Literary usage of Troublemaking
Below you will find example usage of this term as found in modern and/or classical literature:
1. Constitutional Free Speech Defined and Defended in an Unfinished Argument in by Theodore Albert Schroeder (1919)
"At that time his troublemaking book having been again investigated and a committee reporting such passages as are contrary to and reflect upon the Christian ..."
2. Afghanistan's Two-Party Communism: Parcham and Khalq by Anthony Arnold (1983)
"Any manifestation of liberalism, troublemaking, personality cults, splinter groups, or internal party factions that in any shape or form appear within the ..."
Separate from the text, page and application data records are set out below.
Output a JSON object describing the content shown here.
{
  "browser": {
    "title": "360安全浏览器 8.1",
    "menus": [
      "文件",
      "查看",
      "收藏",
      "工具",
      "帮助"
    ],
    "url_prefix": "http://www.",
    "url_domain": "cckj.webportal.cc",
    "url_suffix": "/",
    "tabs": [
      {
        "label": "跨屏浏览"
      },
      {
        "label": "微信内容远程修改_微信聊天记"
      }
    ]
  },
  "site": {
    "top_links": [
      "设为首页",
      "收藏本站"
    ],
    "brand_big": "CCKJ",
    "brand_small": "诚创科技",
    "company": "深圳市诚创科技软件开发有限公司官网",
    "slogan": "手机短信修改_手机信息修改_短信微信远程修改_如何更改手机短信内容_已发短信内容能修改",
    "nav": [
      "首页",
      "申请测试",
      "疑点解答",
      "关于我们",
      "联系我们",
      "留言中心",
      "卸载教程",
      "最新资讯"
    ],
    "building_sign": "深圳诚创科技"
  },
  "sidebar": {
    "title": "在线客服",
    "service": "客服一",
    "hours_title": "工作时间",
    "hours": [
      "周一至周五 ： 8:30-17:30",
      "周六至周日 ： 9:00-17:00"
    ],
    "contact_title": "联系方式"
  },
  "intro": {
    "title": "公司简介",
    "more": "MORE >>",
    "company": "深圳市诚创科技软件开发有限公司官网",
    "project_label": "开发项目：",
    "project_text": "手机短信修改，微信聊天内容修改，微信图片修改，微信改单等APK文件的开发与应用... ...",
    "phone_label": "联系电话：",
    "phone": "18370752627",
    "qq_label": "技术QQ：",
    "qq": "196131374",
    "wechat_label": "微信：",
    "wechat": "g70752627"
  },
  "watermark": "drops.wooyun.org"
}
3. Luther's Pastors: The Reformation in the Ernestine Countryside by Susan C. Karant-Nunn (1979)
"Johann Friedrich was apparently the first to imagine that visitation of the churches might be used to cast troublemaking dissidents out of his family's ..."
4. Thoughts of a Philosophical Fighter Pilot by James B. Stockdale (1995)
"... that— even if I were fool enough to try to guess just exactly who among these convicted criminals had so-called troublemaking instincts—and who didn't. ..."
5. Black Soldier, White Army: The 24th Infantry Regiment in Korea by William T. Bowers, William M. Hammond, George L. MacGarrigle (1997)
"... provided more of an opportunity for troublemaking and wrongdoing than other units. On the other, commanders defined the offenses, and they possessed ..."
6. Archaeology of the United Arab Emirates: Proceedings of the First by Daniel T. Potts, Hasan Al Naboodah, Peter Hellyer (2003)
"... as is generally known, because of their great potential for troublemaking. The nearly complete exhaustion of ihe Hint resources taken along. implied by ..."
7. Economic Sanctions and American Diplomacy by Richard Haass (1998)
"First, the scale of the Lockerbie and UTA attacks was dramatically higher than that of previous cases of Libyan troublemaking. Together more than 400 people ..."